Once the pictures are set aside, reproduce the remaining data exactly.

Dataset rows for apps and sites
━━━
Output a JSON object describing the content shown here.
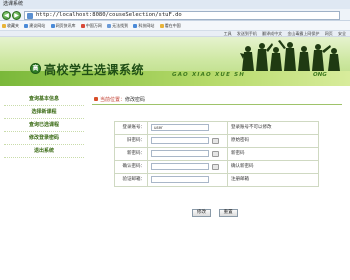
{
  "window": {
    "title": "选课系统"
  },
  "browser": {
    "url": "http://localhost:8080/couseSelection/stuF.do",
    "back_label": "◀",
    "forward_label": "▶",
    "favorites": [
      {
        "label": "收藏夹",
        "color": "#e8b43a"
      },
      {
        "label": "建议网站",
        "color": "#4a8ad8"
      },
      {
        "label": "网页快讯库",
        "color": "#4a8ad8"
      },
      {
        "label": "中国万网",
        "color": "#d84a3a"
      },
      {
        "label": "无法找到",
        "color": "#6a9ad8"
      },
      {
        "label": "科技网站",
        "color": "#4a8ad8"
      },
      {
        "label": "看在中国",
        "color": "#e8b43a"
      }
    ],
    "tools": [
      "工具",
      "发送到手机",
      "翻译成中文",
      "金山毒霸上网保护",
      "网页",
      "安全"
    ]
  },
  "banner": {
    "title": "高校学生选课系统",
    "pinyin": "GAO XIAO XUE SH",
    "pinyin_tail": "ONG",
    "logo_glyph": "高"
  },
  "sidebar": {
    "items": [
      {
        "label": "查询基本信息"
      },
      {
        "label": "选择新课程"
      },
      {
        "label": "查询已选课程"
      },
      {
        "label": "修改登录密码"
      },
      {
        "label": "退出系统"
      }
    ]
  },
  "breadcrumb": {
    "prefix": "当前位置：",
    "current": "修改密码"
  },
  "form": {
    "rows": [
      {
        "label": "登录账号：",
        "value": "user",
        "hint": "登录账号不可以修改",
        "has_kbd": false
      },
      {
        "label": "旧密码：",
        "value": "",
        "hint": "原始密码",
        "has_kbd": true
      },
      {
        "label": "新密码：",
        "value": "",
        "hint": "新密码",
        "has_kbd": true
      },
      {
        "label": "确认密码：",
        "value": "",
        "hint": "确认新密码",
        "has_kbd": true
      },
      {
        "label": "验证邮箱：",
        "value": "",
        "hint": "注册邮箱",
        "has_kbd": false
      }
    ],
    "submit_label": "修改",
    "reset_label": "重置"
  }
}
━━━
### Expected output
Output a JSON object describing the content shown here.
{
  "window": {
    "title": "选课系统"
  },
  "browser": {
    "url": "http://localhost:8080/couseSelection/stuF.do",
    "back_label": "◀",
    "forward_label": "▶",
    "favorites": [
      {
        "label": "收藏夹",
        "color": "#e8b43a"
      },
      {
        "label": "建议网站",
        "color": "#4a8ad8"
      },
      {
        "label": "网页快讯库",
        "color": "#4a8ad8"
      },
      {
        "label": "中国万网",
        "color": "#d84a3a"
      },
      {
        "label": "无法找到",
        "color": "#6a9ad8"
      },
      {
        "label": "科技网站",
        "color": "#4a8ad8"
      },
      {
        "label": "看在中国",
        "color": "#e8b43a"
      }
    ],
    "tools": [
      "工具",
      "发送到手机",
      "翻译成中文",
      "金山毒霸上网保护",
      "网页",
      "安全"
    ]
  },
  "banner": {
    "title": "高校学生选课系统",
    "pinyin": "GAO XIAO XUE SH",
    "pinyin_tail": "ONG",
    "logo_glyph": "高"
  },
  "sidebar": {
    "items": [
      {
        "label": "查询基本信息"
      },
      {
        "label": "选择新课程"
      },
      {
        "label": "查询已选课程"
      },
      {
        "label": "修改登录密码"
      },
      {
        "label": "退出系统"
      }
    ]
  },
  "breadcrumb": {
    "prefix": "当前位置：",
    "current": "修改密码"
  },
  "form": {
    "rows": [
      {
        "label": "登录账号：",
        "value": "user",
        "hint": "登录账号不可以修改",
        "has_kbd": false
      },
      {
        "label": "旧密码：",
        "value": "",
        "hint": "原始密码",
        "has_kbd": true
      },
      {
        "label": "新密码：",
        "value": "",
        "hint": "新密码",
        "has_kbd": true
      },
      {
        "label": "确认密码：",
        "value": "",
        "hint": "确认新密码",
        "has_kbd": true
      },
      {
        "label": "验证邮箱：",
        "value": "",
        "hint": "注册邮箱",
        "has_kbd": false
      }
    ],
    "submit_label": "修改",
    "reset_label": "重置"
  }
}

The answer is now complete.